Gov. Cox Wants 35,000 New Starter Homes. But How Will They Get Built?

This op-ed was originally published in the Standard-Examiner on December 14, 2023.

Gov. Spencer Cox recently unveiled the “Utah First Homes” program, which has a goal of building 35,000 new starter homes by 2028.

In a state with a housing shortage and skyrocketing prices, 35,000 homes hitting the market would be extremely welcome. Furthermore, an emphasis on starter homes is well-placed, as there is strong demand for homes that middle-class earners like police officers and firefighters can afford.

However, before the first shovel can hit the dirt on the first starter home, a few key things must happen.

Starter home needs to be defined

If there’s going to be a statewide effort to build more starter homes, an agreed-upon definition is essential. Starter homes are generally understood to be smaller homes on smaller lots. A classic example would be a three-bed, two-bath, single-family home under 1,500 square feet on a one-eighth-acre lot. If these simple home and lot dimensions are used as a baseline, then policymakers can better understand how to remove barriers to starter home construction.

Starter homes need to be legalized

Unfortunately, the starter home defined above would be illegal to build in cities throughout the state. The reason is frustrating, but simple. The government, via zoning regulations, almost universally prevents property owners from building on one-eighth-acre lots. Further hurting starter home production are other zoning barriers, such as requirements that homes be 20-plus feet apart, 20-plus feet from the road, and limitations on land subdivision.

Financial reality also reveals that smaller lots need to be legalized for starter homes to exist. For example, a half-acre of land in Utah’s population centers can cost $300,000 or more. With land costs this high, property owners need the freedom to create homes on smaller lots.

Local officials provide regulatory relief

Although the housing crisis and lack of starter homes is a statewide problem, mayors, city councils, planning commissioners and staff are in the primary position to make starter homes become a reality. Zoning ordinances will need to be written, zoning maps updated and other critical details accounted for.

For example, even though new starter homes are a net economic benefit in the long term, some cities might struggle with the up-front costs associated with making upgrades to the water, sewer or road system. Cities have multiple options for how they might handle this situation, such as using funds generated by impact fees, borrowing funds or using reserves.

If local officials can make the necessary moves, they would deserve credit for helping our family members, friends and co-workers have the opportunity to own property and a home.

Embrace of free enterprise

When gas prices spiked, most understood the solution. There were calls to “drill, baby, drill” or otherwise bring more gasoline to the market. In other words, increase the supply of gas so that prices stabilize or drop.

The solution for Utah’s skyrocketing housing prices and lack of starter homes is the same. We need to remove government barriers and let the market build enough homes to meet demand. If we don’t, our shortage will worsen.

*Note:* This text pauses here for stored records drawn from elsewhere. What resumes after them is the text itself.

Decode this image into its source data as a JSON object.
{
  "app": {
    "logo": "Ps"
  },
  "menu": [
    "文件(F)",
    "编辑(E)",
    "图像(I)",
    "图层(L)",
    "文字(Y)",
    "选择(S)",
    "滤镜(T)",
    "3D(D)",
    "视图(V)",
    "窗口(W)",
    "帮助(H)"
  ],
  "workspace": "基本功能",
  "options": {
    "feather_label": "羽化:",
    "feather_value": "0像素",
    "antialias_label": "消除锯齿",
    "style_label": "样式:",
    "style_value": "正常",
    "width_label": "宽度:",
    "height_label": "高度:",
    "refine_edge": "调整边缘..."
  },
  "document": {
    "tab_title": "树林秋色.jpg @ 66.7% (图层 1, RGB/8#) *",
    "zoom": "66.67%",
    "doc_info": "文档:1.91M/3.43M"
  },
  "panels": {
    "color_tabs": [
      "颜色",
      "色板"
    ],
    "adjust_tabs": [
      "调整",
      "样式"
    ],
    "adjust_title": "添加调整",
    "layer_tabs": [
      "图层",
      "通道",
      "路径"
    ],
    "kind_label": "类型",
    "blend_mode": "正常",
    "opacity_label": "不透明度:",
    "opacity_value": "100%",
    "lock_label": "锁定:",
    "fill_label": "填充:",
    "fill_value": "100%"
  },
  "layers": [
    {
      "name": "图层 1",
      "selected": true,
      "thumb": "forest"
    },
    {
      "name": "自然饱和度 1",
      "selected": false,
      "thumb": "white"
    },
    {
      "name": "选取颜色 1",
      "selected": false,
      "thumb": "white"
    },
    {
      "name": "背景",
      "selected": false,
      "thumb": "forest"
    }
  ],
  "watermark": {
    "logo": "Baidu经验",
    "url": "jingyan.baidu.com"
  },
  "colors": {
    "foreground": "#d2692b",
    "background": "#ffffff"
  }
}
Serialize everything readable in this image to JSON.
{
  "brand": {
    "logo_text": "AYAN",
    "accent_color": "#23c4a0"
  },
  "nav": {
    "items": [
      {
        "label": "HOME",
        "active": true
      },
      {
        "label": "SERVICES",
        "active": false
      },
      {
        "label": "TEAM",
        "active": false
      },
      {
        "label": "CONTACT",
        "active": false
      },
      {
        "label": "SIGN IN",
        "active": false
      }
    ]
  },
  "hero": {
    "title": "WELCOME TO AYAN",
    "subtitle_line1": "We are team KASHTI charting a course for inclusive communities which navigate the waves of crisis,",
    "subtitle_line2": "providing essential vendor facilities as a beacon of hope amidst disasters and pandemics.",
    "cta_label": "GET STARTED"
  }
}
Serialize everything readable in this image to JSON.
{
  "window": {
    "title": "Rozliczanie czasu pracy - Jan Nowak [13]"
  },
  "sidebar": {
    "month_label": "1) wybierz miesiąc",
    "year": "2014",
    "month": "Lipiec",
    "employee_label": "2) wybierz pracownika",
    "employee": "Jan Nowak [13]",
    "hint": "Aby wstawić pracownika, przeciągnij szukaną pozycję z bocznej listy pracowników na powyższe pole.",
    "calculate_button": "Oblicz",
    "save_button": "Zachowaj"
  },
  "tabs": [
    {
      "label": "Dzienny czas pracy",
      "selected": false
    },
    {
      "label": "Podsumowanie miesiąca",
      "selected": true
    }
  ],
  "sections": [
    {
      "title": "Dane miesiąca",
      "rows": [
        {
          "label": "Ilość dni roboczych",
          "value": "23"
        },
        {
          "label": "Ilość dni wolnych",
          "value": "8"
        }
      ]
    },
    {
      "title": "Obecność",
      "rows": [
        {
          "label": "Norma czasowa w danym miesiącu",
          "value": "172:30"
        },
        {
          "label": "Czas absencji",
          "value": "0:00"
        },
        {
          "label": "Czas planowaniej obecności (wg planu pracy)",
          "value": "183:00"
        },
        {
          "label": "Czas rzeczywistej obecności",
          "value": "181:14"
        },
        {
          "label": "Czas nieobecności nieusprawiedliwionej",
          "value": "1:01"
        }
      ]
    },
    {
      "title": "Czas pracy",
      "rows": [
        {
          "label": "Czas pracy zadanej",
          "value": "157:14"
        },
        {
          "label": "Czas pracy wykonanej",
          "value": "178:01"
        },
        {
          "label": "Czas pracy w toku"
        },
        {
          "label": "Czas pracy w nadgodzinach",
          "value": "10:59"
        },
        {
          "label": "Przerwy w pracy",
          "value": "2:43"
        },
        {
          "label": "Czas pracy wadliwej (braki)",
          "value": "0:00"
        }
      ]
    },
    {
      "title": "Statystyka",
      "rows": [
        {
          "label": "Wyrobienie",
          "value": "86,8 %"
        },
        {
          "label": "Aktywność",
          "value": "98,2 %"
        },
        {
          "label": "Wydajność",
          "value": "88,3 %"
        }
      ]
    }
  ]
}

As it worsens, the chorus of those asking governments for subsidies will increase. The trouble with subsidy proposals is that they cannot work in the long term. Not only would a surge in government spending not address the underlying issue, it would also require a staggering level of taxation. Need proof? Check California’s tax rates, home prices and out-migration numbers.

Homebuilders signal they will build

While it would be helpful if homebuilders showcased their willingness to build starter homes, we can look at places outside of Utah as case studies. For example, Houston, Texas — which has no zoning whatsoever and allows for 1,400-square-foot lots — has a variety of starter homes and improved housing affordability. Ultimately, what aspiring homeowners need are options, from working with their own builder and architect to choosing from a variety of starter-home designs created by a variety of homebuilders.

The pieces come together

If local government acts in the deregulatory, free market ways described here, then the goal of getting 35,000 starter homes built could be met or even exceeded — all at no cost to the taxpayer.